> **Exercise**
Search the material below for the string "date" and list each line that holds it.

> **Excerpted records**
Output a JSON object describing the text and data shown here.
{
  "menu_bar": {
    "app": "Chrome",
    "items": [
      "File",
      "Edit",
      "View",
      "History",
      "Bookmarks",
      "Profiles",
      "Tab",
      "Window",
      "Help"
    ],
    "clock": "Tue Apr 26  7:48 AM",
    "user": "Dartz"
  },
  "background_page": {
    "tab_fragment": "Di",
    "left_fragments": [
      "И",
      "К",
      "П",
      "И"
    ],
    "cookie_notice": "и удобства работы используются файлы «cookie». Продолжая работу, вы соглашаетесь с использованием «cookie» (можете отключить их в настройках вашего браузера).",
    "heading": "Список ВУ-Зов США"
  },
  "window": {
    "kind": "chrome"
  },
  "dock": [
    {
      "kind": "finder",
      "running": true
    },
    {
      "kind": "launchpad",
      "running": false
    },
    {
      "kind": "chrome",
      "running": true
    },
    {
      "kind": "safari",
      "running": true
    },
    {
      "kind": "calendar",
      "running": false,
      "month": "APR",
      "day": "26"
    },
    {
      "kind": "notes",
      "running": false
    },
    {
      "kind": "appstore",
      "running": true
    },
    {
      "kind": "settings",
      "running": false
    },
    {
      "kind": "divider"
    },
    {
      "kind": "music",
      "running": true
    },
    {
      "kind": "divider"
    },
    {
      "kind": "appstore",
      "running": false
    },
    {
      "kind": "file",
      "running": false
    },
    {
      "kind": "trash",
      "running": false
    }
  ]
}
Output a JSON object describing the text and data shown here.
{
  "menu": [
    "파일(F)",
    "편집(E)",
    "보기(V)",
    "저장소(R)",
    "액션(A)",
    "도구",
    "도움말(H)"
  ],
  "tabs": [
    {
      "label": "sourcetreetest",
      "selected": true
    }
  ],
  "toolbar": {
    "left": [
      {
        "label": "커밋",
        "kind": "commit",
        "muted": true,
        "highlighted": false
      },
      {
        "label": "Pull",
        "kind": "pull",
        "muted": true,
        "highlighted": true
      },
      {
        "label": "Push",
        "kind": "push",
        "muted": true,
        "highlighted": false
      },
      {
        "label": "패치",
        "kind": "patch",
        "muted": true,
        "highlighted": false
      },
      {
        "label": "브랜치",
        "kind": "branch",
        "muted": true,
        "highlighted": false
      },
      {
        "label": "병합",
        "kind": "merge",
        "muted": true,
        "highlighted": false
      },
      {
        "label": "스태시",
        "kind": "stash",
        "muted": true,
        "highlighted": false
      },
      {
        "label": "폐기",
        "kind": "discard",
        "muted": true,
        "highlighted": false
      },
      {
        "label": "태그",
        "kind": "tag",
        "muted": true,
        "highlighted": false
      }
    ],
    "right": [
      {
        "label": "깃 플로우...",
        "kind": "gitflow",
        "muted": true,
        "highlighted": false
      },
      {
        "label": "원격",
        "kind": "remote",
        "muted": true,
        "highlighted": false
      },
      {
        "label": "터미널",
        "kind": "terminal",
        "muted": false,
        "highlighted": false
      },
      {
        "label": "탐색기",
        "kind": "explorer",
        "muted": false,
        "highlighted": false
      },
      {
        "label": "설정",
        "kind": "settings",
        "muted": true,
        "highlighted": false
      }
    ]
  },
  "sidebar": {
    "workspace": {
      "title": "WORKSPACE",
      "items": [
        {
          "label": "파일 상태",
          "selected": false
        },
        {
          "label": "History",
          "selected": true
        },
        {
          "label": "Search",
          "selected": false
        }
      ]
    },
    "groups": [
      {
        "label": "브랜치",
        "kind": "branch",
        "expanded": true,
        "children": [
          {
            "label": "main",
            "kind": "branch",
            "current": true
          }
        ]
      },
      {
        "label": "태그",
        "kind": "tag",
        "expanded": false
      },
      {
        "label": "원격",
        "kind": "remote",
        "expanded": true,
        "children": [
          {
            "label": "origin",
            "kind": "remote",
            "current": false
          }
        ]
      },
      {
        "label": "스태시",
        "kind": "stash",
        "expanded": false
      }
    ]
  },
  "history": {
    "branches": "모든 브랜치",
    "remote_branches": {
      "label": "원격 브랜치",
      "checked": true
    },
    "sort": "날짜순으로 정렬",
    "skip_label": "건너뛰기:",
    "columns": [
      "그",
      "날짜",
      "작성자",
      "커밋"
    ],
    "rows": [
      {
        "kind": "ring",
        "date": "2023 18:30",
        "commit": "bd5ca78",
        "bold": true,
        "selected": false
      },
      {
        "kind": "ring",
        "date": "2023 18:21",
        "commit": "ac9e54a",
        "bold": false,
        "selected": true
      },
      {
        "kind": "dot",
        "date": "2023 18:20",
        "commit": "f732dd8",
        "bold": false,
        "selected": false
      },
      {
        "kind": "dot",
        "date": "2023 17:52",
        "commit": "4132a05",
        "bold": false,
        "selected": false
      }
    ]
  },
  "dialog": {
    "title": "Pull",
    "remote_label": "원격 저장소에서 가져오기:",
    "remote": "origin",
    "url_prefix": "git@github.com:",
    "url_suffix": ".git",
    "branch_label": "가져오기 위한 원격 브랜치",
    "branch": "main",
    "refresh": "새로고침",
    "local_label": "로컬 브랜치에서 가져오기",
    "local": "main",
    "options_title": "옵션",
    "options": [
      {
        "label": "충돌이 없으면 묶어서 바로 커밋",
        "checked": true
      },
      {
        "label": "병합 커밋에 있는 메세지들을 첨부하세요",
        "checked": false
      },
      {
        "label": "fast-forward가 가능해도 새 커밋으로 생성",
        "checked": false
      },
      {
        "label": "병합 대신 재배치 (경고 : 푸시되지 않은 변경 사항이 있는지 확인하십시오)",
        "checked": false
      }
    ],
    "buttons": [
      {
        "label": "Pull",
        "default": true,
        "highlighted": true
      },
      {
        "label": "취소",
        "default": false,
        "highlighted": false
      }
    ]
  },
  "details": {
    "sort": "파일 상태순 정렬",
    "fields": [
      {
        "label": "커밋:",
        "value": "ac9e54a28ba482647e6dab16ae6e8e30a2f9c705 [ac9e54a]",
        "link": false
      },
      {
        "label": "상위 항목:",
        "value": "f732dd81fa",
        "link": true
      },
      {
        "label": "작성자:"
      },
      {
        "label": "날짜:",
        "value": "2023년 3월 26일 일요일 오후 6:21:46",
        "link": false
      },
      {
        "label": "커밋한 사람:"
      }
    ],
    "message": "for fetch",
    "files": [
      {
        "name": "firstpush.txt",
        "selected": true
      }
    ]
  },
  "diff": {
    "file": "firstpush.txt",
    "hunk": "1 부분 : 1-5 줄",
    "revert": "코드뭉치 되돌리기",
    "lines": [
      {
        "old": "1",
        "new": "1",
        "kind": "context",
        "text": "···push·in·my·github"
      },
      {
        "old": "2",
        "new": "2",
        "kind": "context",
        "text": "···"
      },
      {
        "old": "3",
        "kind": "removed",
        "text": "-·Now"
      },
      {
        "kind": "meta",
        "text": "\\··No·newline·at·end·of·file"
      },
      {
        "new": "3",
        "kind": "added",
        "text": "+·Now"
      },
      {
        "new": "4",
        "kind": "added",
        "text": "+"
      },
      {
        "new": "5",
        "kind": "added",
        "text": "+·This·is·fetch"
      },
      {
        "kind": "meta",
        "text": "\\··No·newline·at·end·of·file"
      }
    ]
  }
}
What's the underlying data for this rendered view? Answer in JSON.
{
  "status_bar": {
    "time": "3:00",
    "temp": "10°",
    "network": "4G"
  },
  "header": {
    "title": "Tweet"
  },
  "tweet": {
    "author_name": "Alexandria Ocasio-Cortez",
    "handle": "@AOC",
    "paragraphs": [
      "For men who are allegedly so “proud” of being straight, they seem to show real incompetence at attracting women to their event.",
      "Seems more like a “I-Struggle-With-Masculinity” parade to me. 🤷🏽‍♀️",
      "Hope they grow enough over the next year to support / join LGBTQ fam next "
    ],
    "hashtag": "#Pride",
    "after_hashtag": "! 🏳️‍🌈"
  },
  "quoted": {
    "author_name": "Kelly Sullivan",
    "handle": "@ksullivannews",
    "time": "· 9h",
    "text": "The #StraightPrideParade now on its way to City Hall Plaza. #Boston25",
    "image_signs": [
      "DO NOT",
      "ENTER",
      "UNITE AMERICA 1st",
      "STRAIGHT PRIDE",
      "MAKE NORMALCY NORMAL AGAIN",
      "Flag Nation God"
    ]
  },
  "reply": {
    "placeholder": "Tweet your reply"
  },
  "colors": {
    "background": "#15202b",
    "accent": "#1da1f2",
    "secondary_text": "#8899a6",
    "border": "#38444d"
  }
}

> **Problem solution**
        "date": "2023 18:30",
        "date": "2023 18:21",
        "date": "2023 18:20",
        "date": "2023 17:52",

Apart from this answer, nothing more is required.